The first time third-year Environmental Science student Zwena Gray stepped foot on the Bruce Trail, they had an idea – to hike the entirety of the footpath while highlighting their journey. Now, she has hiked all 900km of the Bruce Trail, and is sharing her experience to encourage diversity in hiking and outdoor exploration.
Originally from Detroit, Zwena says it was their interest in environmentalism that drew them to Trent University.
“The connection between land and the campus was a big appeal of Trent University. Being surrounded by nature provides me with a sense of being and reminds me why I aspire to do what I want to do,” says Zwena.
Active on campus as a member of Champlain College, president-elect of the Trent African and Caribbean Student Union (TACSU), and working with the Spiritual Affairs department, she still finds time to experience the outdoors, including as a member of the Trent Outdoors Club.
Upon moving to the area, Zwena discovered the Bruce Trail and was determined to explore it.
“I knew immediately I wanted to hike the entire 900km and use it as an opportunity to create a community around hiking and celebrating Black joy in the outdoors,” says Zwena.
The Bruce Trail runs northwest from the Niagara region to Tobermory, at the northern tip of the Bruce Peninsula.

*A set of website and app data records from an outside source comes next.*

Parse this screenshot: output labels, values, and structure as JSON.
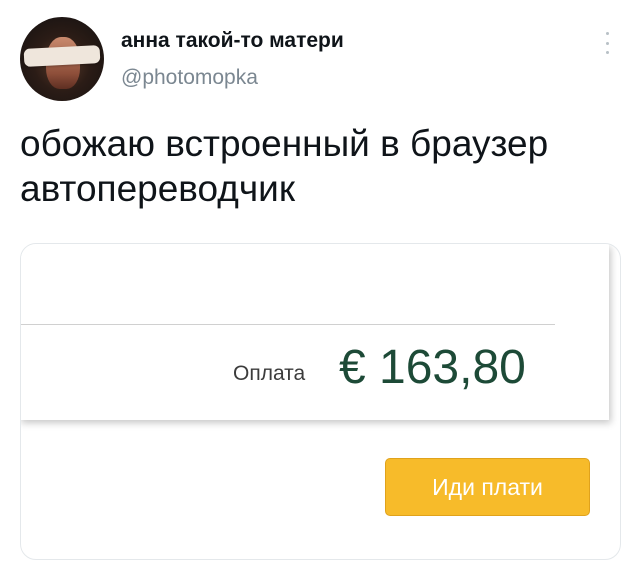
{
  "tweet": {
    "author_name": "анна такой-то матери",
    "author_handle": "@photomopka",
    "text": "обожаю встроенный в браузер автопереводчик",
    "more_icon": "more-vertical-icon",
    "avatar": "avatar-photo"
  },
  "screenshot": {
    "payment_label": "Оплата",
    "payment_amount": "€ 163,80",
    "pay_button_label": "Иди плати",
    "amount_color": "#1d4a37",
    "button_color": "#f7bb2a"
  }
}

Zwena and her hiking partner did the trek as part of their project, Black on the Bruce, which aimed to highlight diversity in hiking and the outdoors. They also took time to learn about the history of the Trail.

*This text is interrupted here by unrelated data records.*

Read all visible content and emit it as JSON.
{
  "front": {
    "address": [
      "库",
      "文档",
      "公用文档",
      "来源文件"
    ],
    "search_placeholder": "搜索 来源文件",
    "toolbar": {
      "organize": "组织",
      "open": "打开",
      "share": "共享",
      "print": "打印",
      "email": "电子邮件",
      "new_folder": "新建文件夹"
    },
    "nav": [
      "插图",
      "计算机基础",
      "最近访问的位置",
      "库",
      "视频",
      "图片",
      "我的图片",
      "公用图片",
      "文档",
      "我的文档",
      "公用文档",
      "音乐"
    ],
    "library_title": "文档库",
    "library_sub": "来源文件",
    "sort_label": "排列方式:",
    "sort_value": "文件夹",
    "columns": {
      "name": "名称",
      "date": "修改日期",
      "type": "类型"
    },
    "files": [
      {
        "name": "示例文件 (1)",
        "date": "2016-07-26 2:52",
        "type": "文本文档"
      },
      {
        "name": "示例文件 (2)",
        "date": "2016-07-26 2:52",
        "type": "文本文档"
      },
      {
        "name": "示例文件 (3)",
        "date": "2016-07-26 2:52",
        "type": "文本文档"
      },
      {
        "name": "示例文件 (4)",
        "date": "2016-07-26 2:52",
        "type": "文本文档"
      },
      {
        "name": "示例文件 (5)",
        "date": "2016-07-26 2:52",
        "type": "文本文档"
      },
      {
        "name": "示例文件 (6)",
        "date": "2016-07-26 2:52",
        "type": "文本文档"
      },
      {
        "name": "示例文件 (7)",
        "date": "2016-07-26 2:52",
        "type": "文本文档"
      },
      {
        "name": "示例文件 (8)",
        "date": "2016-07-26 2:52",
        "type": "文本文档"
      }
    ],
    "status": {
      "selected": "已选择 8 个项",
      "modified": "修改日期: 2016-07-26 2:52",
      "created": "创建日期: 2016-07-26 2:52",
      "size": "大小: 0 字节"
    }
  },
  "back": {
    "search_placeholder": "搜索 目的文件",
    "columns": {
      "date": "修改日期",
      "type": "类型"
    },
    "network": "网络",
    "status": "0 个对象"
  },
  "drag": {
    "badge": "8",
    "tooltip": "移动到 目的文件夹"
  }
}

“I want to showcase Black Joy in nature and encourage Black people to experience liberation and connection to the environment. Second, I want to highlight the history and heritage of the Bruce Trail by learning the history of its roots and role in the Underground Railroad. And third, I want to highlight the sustainability of the Bruce Trail.”
After 39-days, Zwena and her hiking partner finished the trek earlier this month, with support from the community and her friends from Trent who helped with preparations for the long journey.
“We are so thankful for the community of support behind the #BlackontheBruce project who have helped us prepare for the 900km hike,” says Zwena. “Together with friends, we spent hours dehydrating meals and packing clothing and gear for the hike.”
What’s next for Zwena?
Entering her fourth-year at Trent, Zwena says they are going to prepare for their future in the environmental sciences while being involved on campus as president of the TACSU.
“I hope to continue to expand on the tools in my toolbox throughout the rest of my time at Trent, along with being able to organize community events for Black students on campus.”
While they aren’t planning any more 900km hikes, Zwena says after graduation they will be looking for more opportunities to combine their background in environmental sciences with promoting diversity in the outdoors.
“Post-graduation I will be pursuing bigger and longer journeys in the outdoors accompanied with pursing my master's degree,” says Zwena.